8. For more on rational secularism, see Rand, Philosophy: Who Needs It and The Virtue of Selfishness:; and my Loving Life: The Morality of Self-Interest and the Facts That Support It and Rational Egoism: The Morality for Human Flourishing.
9. For more on this, see my essays “Religion vs. Subjectivism: Why Neither Will Do,” The Objective Standard 4, no. 1; and “Religion Is Super Subjectivism,” The Objective Standard 12, no. 2.
10. Rand, “How Does One Lead a Rational Life in an Irrational Society?” in Virtue of Selfishness, 82–83.
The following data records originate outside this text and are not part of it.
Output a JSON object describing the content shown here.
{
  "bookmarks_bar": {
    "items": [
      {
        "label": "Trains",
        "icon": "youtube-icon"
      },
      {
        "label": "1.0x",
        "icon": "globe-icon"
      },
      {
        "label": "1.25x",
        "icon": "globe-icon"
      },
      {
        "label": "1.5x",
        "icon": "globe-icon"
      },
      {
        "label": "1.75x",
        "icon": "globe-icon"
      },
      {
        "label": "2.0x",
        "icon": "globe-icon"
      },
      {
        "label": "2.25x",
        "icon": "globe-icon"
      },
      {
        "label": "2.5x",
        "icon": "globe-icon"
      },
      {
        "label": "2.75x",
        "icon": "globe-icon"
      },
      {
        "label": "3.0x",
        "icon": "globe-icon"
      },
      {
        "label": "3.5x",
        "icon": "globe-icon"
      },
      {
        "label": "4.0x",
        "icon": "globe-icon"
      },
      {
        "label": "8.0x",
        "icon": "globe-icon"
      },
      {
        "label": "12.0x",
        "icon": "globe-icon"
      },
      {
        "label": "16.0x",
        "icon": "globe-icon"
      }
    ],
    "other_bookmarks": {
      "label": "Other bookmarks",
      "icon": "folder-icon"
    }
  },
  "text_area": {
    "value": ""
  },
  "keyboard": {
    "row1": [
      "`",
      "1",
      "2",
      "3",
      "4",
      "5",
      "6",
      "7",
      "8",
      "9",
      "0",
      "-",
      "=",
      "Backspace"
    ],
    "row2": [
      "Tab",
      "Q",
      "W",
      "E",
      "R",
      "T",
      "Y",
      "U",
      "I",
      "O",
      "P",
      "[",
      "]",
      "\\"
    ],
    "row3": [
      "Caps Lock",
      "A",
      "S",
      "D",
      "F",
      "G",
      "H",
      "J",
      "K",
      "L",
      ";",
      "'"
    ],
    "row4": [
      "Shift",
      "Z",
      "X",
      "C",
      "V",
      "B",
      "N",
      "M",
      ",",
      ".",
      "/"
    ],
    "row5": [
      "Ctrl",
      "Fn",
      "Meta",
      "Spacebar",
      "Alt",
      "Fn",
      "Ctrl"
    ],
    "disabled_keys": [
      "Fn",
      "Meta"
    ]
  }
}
11. For more on this package-deal, see my article “The Ground Zero Mosque, the Spread of Islam, and How America Should Deal with Such Efforts,” The Objective Standard 5, no. 3; my “Reply to a Letter about Toleration,” The Objective Standard 6, no. 1; and my video “Islam, Tolerance, and Rights” on YouTube.
12. Rand, “The Ethics of Emergencies,” in Virtue of Selfishness, 51.
14. Thomas Nagel, The Possibility of Altruism (Princeton, NJ: Princeton University Press, 1978), 79, emphasis added.
15. Peter Singer, A Darwinian Left (New Haven, CT: Yale University Press, 1999), 56, emphasis added.
17. Rand, introduction, Virtue of Selfishness, vii.
19. See Rand, “Credibility and Polarization,” in The Ayn Rand Letter; “‘Extremism,’ or The Art of Smearing” and “The Obliteration of Capitalism,” in Capitalism; and “Causality Versus ‘Duty,’” in Philosophy. The definition here is a combination of her several definitions.
20. Rand, “Extremism,” 197.
22. Rand, “Extremism,” 177.
24. Rand, “Racism,” in Virtue of Selfishness, 147.
25. Ibram X. Kendi, How to Be an Antiracist (New York One World, 2019), Kindle edition loc. 433.
26. Quoted in Grace Baek, “Affirmative Action and the Diversity Dilemma,” CBSN Originals, April 15, 2021, https://www.cbsnews.com/news/affirmative-action-and-the-diversity-dilemma/.
27. Kendi, How to Be an Antiracist, Kindle edition, loc. 406–409.
28. Ibram X. Kendi, “Pass an Anti-Racist Constitutional Amendment,” Politico Magazine, 2019, https://www.politico.com/interactives/2019/how-to-fix-politics-in-america/inequality/pass-an-anti-racist-constitutional-amendment/.
29. Frederick Douglass, “What the Black Man Wants,” a speech at the annual meeting of the Massachusetts Anti-Slavery Society in Boston, April 1865, http://utc.iath.virginia.edu/africam/afspfdat.html.
30. For more on the rational assessment of racism, see Ayn Rand’s essay “Racism,” in Virtue of Selfishness; and Tim White, “To Black Lives Matter, No Lives Matter,” The Objective Standard 15, no. 3.
31. Rand, “Credibility and Polarization.”
32. Rand, “Philosophical Detection,” in Philosophy, 21.